───── Records shown
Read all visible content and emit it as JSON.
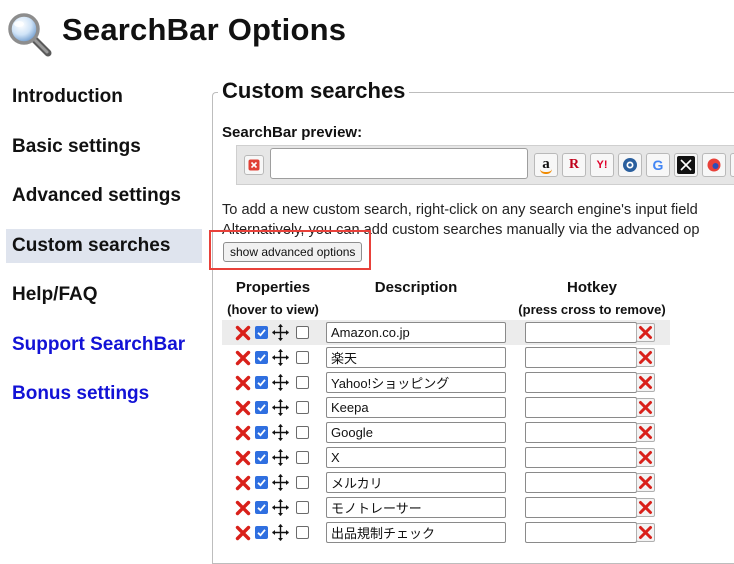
{
  "page_title": "SearchBar Options",
  "sidebar": {
    "items": [
      {
        "label": "Introduction"
      },
      {
        "label": "Basic settings"
      },
      {
        "label": "Advanced settings"
      },
      {
        "label": "Custom searches"
      },
      {
        "label": "Help/FAQ"
      },
      {
        "label": "Support SearchBar"
      },
      {
        "label": "Bonus settings"
      }
    ],
    "active_item": "Custom searches"
  },
  "section": {
    "title": "Custom searches",
    "preview_label": "SearchBar preview:",
    "preview_engines": [
      {
        "name": "Amazon",
        "icon": "amazon-icon",
        "glyph": "a"
      },
      {
        "name": "Rakuten",
        "icon": "rakuten-icon",
        "glyph": "R"
      },
      {
        "name": "Yahoo",
        "icon": "yahoo-icon",
        "glyph": "Y!"
      },
      {
        "name": "Keepa",
        "icon": "keepa-icon",
        "glyph": "●"
      },
      {
        "name": "Google",
        "icon": "google-icon",
        "glyph": "G"
      },
      {
        "name": "X",
        "icon": "x-icon",
        "glyph": "X"
      },
      {
        "name": "Mercari",
        "icon": "mercari-icon",
        "glyph": "●"
      }
    ],
    "help_line1": "To add a new custom search, right-click on any search engine's input field",
    "help_line2": "Alternatively, you can add custom searches manually via the advanced op",
    "advanced_button": "show advanced options"
  },
  "table": {
    "col_properties": "Properties",
    "col_properties_sub": "(hover to view)",
    "col_description": "Description",
    "col_hotkey": "Hotkey",
    "col_hotkey_sub": "(press cross to remove)",
    "rows": [
      {
        "description": "Amazon.co.jp",
        "enabled": true,
        "hotkey": ""
      },
      {
        "description": "楽天",
        "enabled": true,
        "hotkey": ""
      },
      {
        "description": "Yahoo!ショッピング",
        "enabled": true,
        "hotkey": ""
      },
      {
        "description": "Keepa",
        "enabled": true,
        "hotkey": ""
      },
      {
        "description": "Google",
        "enabled": true,
        "hotkey": ""
      },
      {
        "description": "X",
        "enabled": true,
        "hotkey": ""
      },
      {
        "description": "メルカリ",
        "enabled": true,
        "hotkey": ""
      },
      {
        "description": "モノトレーサー",
        "enabled": true,
        "hotkey": ""
      },
      {
        "description": "出品規制チェック",
        "enabled": true,
        "hotkey": ""
      }
    ]
  },
  "colors": {
    "link": "#1212d6",
    "active_bg": "#dfe4ee",
    "highlight": "#e8413a",
    "delete_red": "#d9201a",
    "checkbox": "#2f6fe0"
  }
}
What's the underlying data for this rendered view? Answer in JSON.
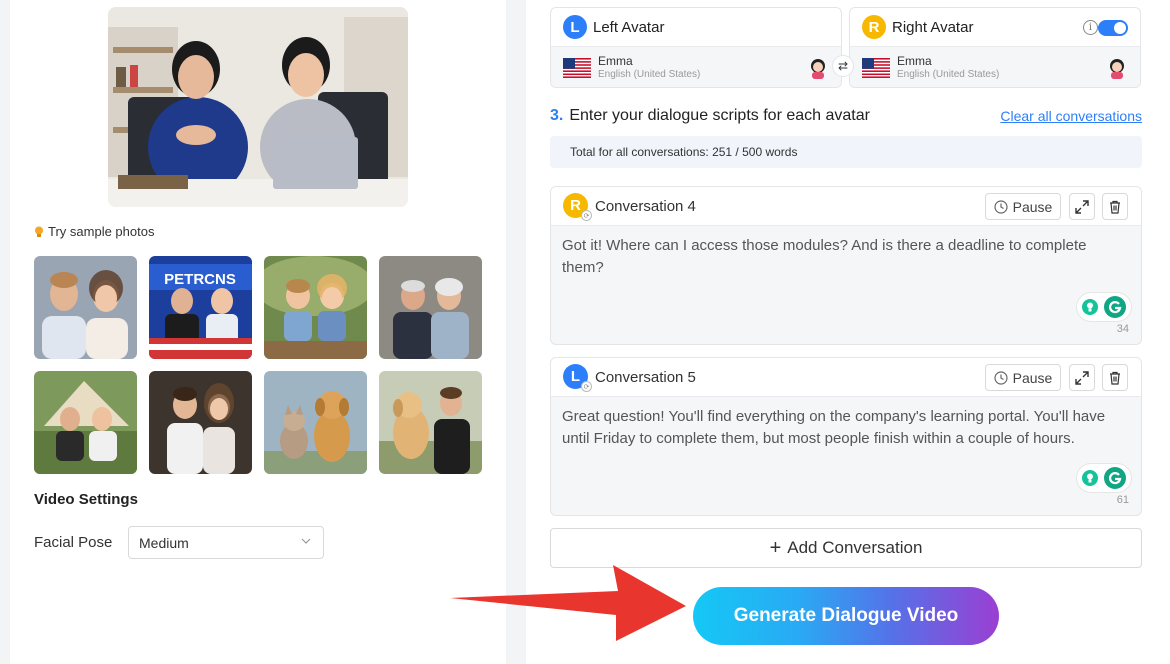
{
  "left": {
    "sample_label": "Try sample photos",
    "video_settings_title": "Video Settings",
    "facial_pose_label": "Facial Pose",
    "facial_pose_value": "Medium",
    "thumb_news_text": "PETRCNS"
  },
  "avatars": {
    "left": {
      "badge": "L",
      "title": "Left Avatar",
      "voice": "Emma",
      "locale": "English (United States)"
    },
    "right": {
      "badge": "R",
      "title": "Right Avatar",
      "voice": "Emma",
      "locale": "English (United States)"
    },
    "swap_glyph": "⇄",
    "info_glyph": "i"
  },
  "script": {
    "step_number": "3.",
    "step_text": "Enter your dialogue scripts for each avatar",
    "clear_label": "Clear all conversations",
    "total_text": "Total for all conversations: 251 / 500 words"
  },
  "conversations": [
    {
      "badge": "R",
      "title": "Conversation 4",
      "pause_label": "Pause",
      "text": "Got it! Where can I access those modules? And is there a deadline to complete them?",
      "count": "34"
    },
    {
      "badge": "L",
      "title": "Conversation 5",
      "pause_label": "Pause",
      "text": "Great question! You'll find everything on the company's learning portal. You'll have until Friday to complete them, but most people finish within a couple of hours.",
      "count": "61"
    }
  ],
  "add_conversation_label": "Add Conversation",
  "add_glyph": "+",
  "generate_label": "Generate Dialogue Video",
  "colors": {
    "accent_blue": "#2d7ff9",
    "right_badge": "#f6b800",
    "arrow_red": "#e8352e"
  }
}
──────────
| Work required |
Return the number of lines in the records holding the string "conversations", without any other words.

| Answer section |
3